While the winter has been mild in DC, we have been trying to button up the house. We have refinished several tasks over the past few weeks but have yet to post any of them.
I think the biggest complaint we have about our house is the lack of insulation (followed closely by the sketchy electrical system). We have been back-and-forth on what we want to do, but have yet to pull the trigger. There is no insulation in the walls, when I talked with a contractor last spring about sprayfoam in the walls he said we would be better off to insulate the attic and possibly install a radiant barrier. The house is brick and block, leaving probably 1.5 inches between the drywall and the block.
The rockwool insulation we have in the attic is filthy and unevenly distributed. Rockwool has roughly an R-value of about 2.25 (per inch) in loose fill installations.
So we have a two options - a quick-fix and a slightly more arduous fix...
1. Leveling out the old insulation and install new insulation over the top. We can either use a blown-in cellulose or the new EcoTouch® fiberglass insulation.
2. Basically option #1 except we remove the old insulation. This will be way easier than my previous attempt since Kari found a local rental store that carries specialty insulation vacuums.
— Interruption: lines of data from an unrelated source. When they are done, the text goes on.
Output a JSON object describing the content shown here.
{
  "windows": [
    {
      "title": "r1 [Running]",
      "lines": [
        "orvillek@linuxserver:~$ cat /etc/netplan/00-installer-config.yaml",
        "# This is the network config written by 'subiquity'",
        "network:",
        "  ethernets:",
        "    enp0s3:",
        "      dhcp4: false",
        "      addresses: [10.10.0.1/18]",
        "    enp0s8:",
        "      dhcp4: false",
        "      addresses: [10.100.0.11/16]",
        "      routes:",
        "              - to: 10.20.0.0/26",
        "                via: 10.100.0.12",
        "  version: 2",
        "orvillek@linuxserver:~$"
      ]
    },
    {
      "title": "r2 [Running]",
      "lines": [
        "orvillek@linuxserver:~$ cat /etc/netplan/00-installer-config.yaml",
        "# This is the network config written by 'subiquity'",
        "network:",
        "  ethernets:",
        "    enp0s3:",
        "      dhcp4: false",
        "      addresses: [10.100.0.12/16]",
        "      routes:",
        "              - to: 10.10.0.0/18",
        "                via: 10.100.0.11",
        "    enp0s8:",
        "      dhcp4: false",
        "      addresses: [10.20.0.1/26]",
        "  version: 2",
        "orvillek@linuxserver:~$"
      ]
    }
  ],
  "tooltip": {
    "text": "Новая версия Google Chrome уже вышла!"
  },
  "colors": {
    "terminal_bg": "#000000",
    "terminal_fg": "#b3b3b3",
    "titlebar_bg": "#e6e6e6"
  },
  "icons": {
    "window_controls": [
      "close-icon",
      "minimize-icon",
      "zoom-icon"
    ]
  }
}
I really want to remove the old insulation, mostly because its filthy, and anyone reading this post knows I border on OCD when it comes to cleaning. The other benefits are that it will give us a chance to check out the wiring in the attic and methodically purge the attic of old wires from the 1960s security system. Another benefit is that we can install a new vapor barrier. The original brown paper barrier is deteriorated, torn and missing in several areas. If we install the roll/batt insulation in the attic the insulation must be installed with the paper facing downward to the living area. With loose blown insulation, we will have to lay down a polyethylene vapor barrier first, then blow in the insulation.
The second problem we have is there is no insulation in the floor of the overhang on the front of the house. The overhang makes the two bedrooms freezing in the winter. To see if there was any insulation in the overhang I cut a section out of the finished ceiling in the basement. No insulation, but at least there is a wood bottom and its not open to the perforated soffit panels. The only choice is to open up the basement ceiling and fill with insulation. Admittedly this is low on our priorities, since one room is my office and the extra bedroom is empty since Kari has the bed in Wilmington. But in the event we want to convert the extra bedroom, into say a nursery, we will definitely need to button up the insulation.
The other indulgence I have been contemplating is new windows in the house. Our current windows let in a fair amount of air, and in the case of a couple basement windows they used drywall sections to fill the gaps around the window. Most importantly I want to replace the patio door and extra large living room window, but the two will cost nearly $5400. The total cost for all our windows in the house was $16900. Not surprisingly the discount per window goes up significantly with each additional window. Need to start playing the lottery.